Diabetic wounds can be divided into three categories: neuropathic, ischemic and neuroischemic. To recognize the progression, infection and wound healing, it is essential to know the different characteristics of each wound category. The lack of accurate identification of the type of wound present can lead to an ineffective wound management plan for diabetes that causes permanent complications or amputation.

2. Debridement of tissue
Initial debris or removal of necrotic tissue from the wound reduces pressure, encourages wound healing, provides basic tissue examinations, aids in wound secretion or cleavage, and optimizes wound healing. Clinicians recommend a sharp debridement scalpel or scalpel, but there are other recommended tissue medications, including larvae, autolytic and ultrasound.

Only an experienced doctor who knows which part of the tissue to remove without damaging the blood vessels, nerves or tendons should do the debridement. Understanding the importance of debridement on your diabetic wound healing plan is often important in advanced diabetic wounds.

3. Infection control
Infections are a major concern in any diabetes treatment plan. Due to the high rate of morbidity and mortality associated with diabetes, more aggressive forms of infection control must be developed. And oral and local antibiotics are recommended for all people with diabetes with signs of even mild infection. Topical antimicrobials can reduce bacteria, protect against further contamination, and prevent the spread of deep infections into the wound. Typical wound dressings used in the treatment of diabetic wounds are those impregnated with antimicrobials to aid in the control of infections. Clinicians typically offer advanced hair care supplements that contain silver, iodine, honey, or polyhexamethylene biguanide (PHMB), which work to heal the wound while maintaining the sore.

4. Moisture balance
Choosing an ideal suit for a diabetic wound is crucial to successful wound healing. Proper wound healing helps to maintain a balanced moisturizing environment (not too humid or too dry) and to empty and heal the wound. Your doctor will also consider the wound site when choosing clothes. Although each wound must be properly evaluated, some common forms that can be used for diabetic wounds include alginates, hydrocolloids, and films.
5. Pressure relief
For most diabetic wound healing plans in patients suffering from legs or feet, reducing pressure or leakage is a key factor in preventing complications. A non-removable total contact cast (TCC) distributes the pressure evenly through the leg and can reduce the healing time.

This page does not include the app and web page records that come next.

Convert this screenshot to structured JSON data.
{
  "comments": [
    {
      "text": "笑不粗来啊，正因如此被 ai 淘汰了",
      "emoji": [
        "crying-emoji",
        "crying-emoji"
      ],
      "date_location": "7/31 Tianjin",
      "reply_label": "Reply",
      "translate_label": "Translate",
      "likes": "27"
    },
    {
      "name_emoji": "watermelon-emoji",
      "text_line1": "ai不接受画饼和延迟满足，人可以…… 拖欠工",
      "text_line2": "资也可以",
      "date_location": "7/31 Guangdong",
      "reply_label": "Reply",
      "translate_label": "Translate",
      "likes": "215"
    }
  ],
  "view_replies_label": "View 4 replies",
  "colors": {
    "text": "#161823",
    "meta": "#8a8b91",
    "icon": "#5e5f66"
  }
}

However, CBT is not always the best option, especially for infected wounds, so other removable devices, including removable bleach, scarves or healing sandals, may also be used.

The most common problem with healing with the use of removable devices is that some patients do not wear them properly, which can delay the healing of wounds. In these cases, studies have shown that patients with removable sampling devices only carry less than 30% of the day. If you have questions about using a delivery device, contact your doctor.

6. Basic factors
The patient with premature diabetes should be treated holistically to identify the underlying problems and to reduce the risk factors that cause the wounds. Obtaining control of diabetes is difficult but important, especially about blood sugar levels, proper nutrition, high blood pressure and smoking cessation. Other factors such as adequate footwear and adequate blood supply to the extremities should be evaluated. Regardless of the degree of injury, a physician specializing in this area should prescribe a plan for curing diabetic wounds.

Notes From Anita, I currently have a friend who has diabetes, being treated for the would on his foot. This is a terrible thing when this disease attacks the body in this manner. He is currently in the hospital and I ask your prayers for him. We go to the same church and he is one of the coolest men you ever want to know. Honest and forthright. When we see each other we greet each other with a hug and say “hello friend”, He is married but his wife has to share, lol.

ENCOURAGE YOURSELF: The body and soul goes together, we must, because it imperative to feed our soul as well as out bodies in the proper manner. Doing away with things that are not good for our body or souls. First spiritually, then naturally.

Tell me what you think, are there any helping tips you can share, as helpers to one another?